Most foreign companies in Korea, for practical reasons, must partner with a local company to market, sell and support their products and services. While once upon a time there were legal requirements to do so, now Korea has a relatively free market in this regard. Nonetheless, unless the foreign company is willing to make a very substantial investment up front, it almost always makes sense to partner.
Frankly speaking, finding a Korean partner company can be ridiculously easy. Finding a successful partnership, however, can be surprisingly difficult. That is, many Korean companies are willing to partner for all of the wrong reasons. And this may be said for a like number of foreign firms.
Many Korean firms look at partnering with overseas companies as a cheap and easy way to ``grow their presence by becoming "international," or at least more international, via foreign partnerships. Partnering can add to their market prestige and provide new products and services the domestic competition lacks, or that they cannot easily develop on their own. Thus, in their reasoning, sales may often be secondary to domestic market positioning.
Foreign firms often regard the Korean market as important but secondary to their overall global marketing strategy. As a result, they may be tempted to do a "quick and dirty" market entry, finding a Korean company selling into the right market niche and boasting a glib speaker of English or some other appropriate foreign language. After the partnership agreement is inked, its back on the plane without much expectation to return to Korea for another six or even twelve months.
These two descriptions are stereotypes, but unfortunately they are closer to realitys mark than Korean and foreign firms may like to admit. So what may be a better way to find and develop a successful partnership?

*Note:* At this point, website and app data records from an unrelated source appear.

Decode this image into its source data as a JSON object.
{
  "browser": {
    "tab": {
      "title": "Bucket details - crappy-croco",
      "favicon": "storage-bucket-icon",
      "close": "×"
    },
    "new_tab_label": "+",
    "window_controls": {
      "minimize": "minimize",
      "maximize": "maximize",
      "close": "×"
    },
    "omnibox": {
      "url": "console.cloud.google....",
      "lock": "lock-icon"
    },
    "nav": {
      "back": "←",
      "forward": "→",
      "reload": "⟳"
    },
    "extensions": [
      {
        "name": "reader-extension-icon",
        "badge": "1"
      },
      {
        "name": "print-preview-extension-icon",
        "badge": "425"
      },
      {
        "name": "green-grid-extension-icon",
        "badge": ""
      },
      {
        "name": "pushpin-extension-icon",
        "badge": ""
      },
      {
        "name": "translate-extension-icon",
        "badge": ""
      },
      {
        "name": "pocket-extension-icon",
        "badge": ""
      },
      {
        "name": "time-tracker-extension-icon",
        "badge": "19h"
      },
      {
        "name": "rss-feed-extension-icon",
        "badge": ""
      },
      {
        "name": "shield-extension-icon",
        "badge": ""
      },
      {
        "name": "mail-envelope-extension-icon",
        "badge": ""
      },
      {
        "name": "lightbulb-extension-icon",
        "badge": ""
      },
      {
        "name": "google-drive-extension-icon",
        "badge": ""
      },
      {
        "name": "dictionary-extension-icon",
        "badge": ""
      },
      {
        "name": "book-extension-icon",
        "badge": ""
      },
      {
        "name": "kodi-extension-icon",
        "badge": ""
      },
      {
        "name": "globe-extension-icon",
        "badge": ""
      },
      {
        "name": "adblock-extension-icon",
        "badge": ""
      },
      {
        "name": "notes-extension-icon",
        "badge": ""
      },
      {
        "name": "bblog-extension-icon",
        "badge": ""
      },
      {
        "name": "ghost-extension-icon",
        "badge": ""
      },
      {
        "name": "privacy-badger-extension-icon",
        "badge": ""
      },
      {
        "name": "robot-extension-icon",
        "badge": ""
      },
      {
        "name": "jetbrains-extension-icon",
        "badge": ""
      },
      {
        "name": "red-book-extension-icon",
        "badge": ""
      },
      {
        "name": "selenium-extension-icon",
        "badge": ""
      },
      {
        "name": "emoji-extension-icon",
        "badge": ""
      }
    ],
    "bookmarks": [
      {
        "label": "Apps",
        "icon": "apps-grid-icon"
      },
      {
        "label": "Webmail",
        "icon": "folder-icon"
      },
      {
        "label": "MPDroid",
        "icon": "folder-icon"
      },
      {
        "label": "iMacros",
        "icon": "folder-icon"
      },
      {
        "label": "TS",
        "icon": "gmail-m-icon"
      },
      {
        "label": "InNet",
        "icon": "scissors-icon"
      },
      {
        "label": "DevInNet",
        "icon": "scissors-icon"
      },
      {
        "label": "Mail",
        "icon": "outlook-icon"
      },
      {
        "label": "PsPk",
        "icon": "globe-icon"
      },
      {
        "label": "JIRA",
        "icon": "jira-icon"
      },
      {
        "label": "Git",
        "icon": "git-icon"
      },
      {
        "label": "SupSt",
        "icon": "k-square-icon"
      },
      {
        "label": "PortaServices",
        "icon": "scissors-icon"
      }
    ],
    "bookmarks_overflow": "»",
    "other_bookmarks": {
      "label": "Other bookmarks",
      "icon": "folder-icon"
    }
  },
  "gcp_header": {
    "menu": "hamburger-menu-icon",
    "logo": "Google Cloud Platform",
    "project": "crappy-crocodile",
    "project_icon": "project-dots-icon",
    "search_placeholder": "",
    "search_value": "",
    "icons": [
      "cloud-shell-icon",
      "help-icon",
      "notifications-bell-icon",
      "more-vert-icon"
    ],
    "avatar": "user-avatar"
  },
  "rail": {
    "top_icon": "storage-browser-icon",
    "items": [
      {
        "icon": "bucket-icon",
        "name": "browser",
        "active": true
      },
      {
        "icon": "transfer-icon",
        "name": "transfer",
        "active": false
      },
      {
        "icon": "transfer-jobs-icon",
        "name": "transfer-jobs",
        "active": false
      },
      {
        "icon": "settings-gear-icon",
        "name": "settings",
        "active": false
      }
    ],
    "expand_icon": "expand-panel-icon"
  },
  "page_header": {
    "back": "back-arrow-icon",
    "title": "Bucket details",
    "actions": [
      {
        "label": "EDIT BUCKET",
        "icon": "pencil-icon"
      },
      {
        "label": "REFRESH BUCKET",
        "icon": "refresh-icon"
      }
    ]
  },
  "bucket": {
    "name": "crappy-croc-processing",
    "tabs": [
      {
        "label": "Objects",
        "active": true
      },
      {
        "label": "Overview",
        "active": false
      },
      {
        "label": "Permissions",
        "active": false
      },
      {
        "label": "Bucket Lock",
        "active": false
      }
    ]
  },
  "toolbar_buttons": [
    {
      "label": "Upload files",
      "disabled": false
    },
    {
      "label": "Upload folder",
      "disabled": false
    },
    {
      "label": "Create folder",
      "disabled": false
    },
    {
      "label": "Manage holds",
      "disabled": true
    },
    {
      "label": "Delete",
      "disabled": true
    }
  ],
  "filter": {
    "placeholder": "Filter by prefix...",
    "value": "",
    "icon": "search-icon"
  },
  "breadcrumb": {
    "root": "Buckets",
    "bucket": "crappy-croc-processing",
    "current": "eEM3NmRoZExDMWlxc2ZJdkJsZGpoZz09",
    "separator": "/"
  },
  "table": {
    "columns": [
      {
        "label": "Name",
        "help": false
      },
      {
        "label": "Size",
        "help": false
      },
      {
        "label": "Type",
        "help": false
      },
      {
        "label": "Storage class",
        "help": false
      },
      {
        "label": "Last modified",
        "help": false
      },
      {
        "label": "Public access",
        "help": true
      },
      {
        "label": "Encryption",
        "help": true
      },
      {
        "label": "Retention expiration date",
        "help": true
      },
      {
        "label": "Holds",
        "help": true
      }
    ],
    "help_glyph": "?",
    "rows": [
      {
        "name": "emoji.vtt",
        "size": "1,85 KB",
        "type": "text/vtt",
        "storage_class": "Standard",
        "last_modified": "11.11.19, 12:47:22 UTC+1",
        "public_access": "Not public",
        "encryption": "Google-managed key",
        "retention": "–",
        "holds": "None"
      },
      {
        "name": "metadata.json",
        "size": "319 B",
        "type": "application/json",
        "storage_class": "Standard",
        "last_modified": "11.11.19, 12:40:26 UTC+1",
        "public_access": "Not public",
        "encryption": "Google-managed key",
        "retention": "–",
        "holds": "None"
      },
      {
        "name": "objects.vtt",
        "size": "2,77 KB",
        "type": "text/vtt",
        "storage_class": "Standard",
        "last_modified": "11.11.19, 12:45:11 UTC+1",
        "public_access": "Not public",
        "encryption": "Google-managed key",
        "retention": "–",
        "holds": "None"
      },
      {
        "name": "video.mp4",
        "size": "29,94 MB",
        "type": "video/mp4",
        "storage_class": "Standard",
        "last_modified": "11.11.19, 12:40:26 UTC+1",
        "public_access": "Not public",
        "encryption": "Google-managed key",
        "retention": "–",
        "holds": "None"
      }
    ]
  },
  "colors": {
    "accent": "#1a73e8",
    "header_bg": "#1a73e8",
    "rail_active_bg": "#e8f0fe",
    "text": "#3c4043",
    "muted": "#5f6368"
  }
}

First, look carefully at the company and the key people on whom you will depend. Many Korean firms look absolutely great on paper, but it will be a couple of key people who will largely determine whether your partnership will succeed. Certainly the Korean company needs to be financially stable and credible in your market niche. At the same time, that company must have individuals with sufficient authority to ensure commitments with the foreign company remain at a mutually appropriate priority level.
Key people include the CEO, marketing or planning director, sales director and product support director. If you do not perceive a personal stake in the venture for each of these people, your partnership may be in danger from the beginning. You should be able to accurately articulate from the Koreans perspectives why the partnership is personally important to each key person. Then you should honestly compare their motivations with your own. Even if you like the company and the people, if there is a not a good match, its time to move on.

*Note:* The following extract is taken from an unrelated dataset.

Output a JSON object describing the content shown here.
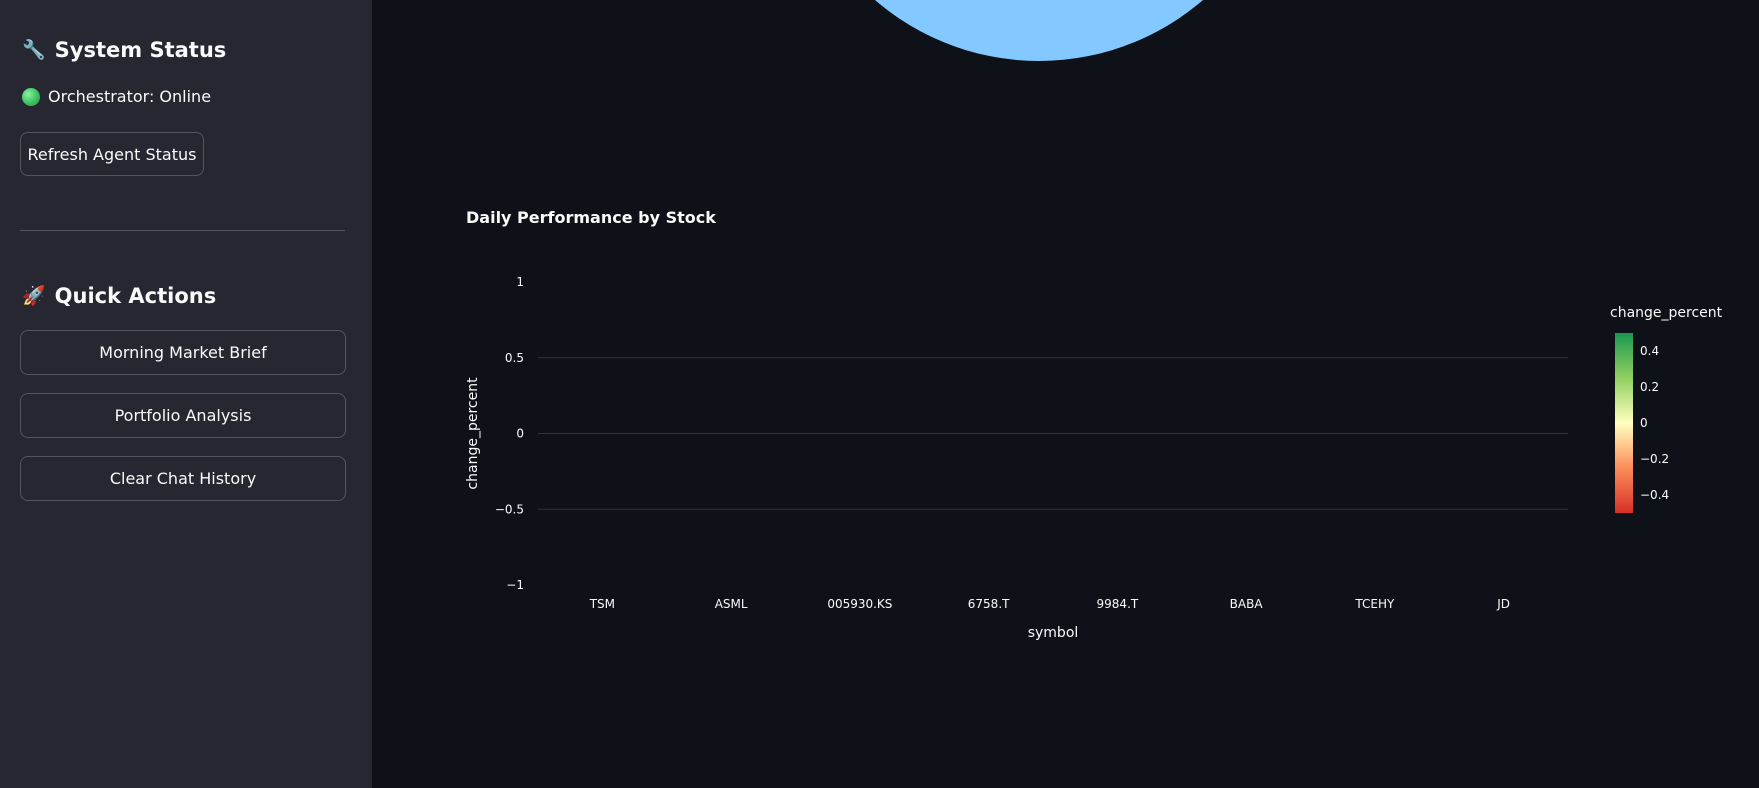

Second, consider how and with whom your company will be able to communicate. Assuming you do not have Korean speakers in the home or regional offices, it can be critical to ensure there are capable English speakers at least in the marketing/planning and product support groups. Ideally there should also be a strong English speaker representing the Korean sales team, but that may be harder to find. Naturally, the larger the company, the more likely the Korean partner will have employees with foreign language skills.
That brings us to our third point: It is important to partner with the appropriate-sized Korean company. It is surprisingly easy to go too big or too small. The big companies are usually part of the giant chaebol or business conglomerates. Their prestige often brings instant credibility to the market for your products, but their ability to sell to other companies within their chaebol group is usually exaggerated.
Furthermore, big companies typically have annual or even more frequent organizational reshuffles. The net result can be that the Koreans in whom you have invested a great deal bringing them up to speed on your company and products may one day, perhaps without notice, be reassigned to other departments. Major corporations anywhere in the world tend to be systemically arrogant, holding the unstated assumption that you need them more than they need you. Korean companies are no different.
Partnering with too small a company, meanwhile, may entail another set of traps. The good news is that they may need you as much as you need them - or even more so. Consequently they will be putting enough skin into the game to consider you more than simply another arrow in the quiver. The personnel you train are probably more likely to stay dedicated to your products than those of the larger firms.
However, if you are selling large capital assets, these smaller firms may themselves having to partner with other Korean firms to be credible producers, marketers and supporters of your products for future customers. Additional, de facto partners mean smaller pieces of the shared pie of profits and/or higher pricing that may make your products less competitive.
Finally, even if you are able to get the right mix and balance, you have just begun the partnership. Koreans look at all written agreements as just the launching of a new relationship that will need to adapt to unforeseen circumstances. So the foreign firm should not be shocked if, almost from the very beginning, the Korean partner asks for variances from the written partnership agreement as the first real sales opportunity approaches.
Such requests for variances might be justifiable in some cases, but there are also times when the Korean partner has not done adequate due diligence in selling or preparing support for the foreign products. At these times, one needs a reasonable adjudicator who can advise from ground zero on how to handle variance requests.
Established foreign firms usually have local representative offices with enough employees to act as the local eyes and ears and advise home office management. Those firms not yet ready to set up representative offices can outsource to consulting companies, such as Soft Landing Korea and others, to provide ongoing advice and assistance, and ensure the partnership stays on course. Addressing how that may be done will have to wait for a future column.
Tom Coyner is a senior advisor to the IPG and runs Softlanding Consulting Korea. www.softlandingkorea.com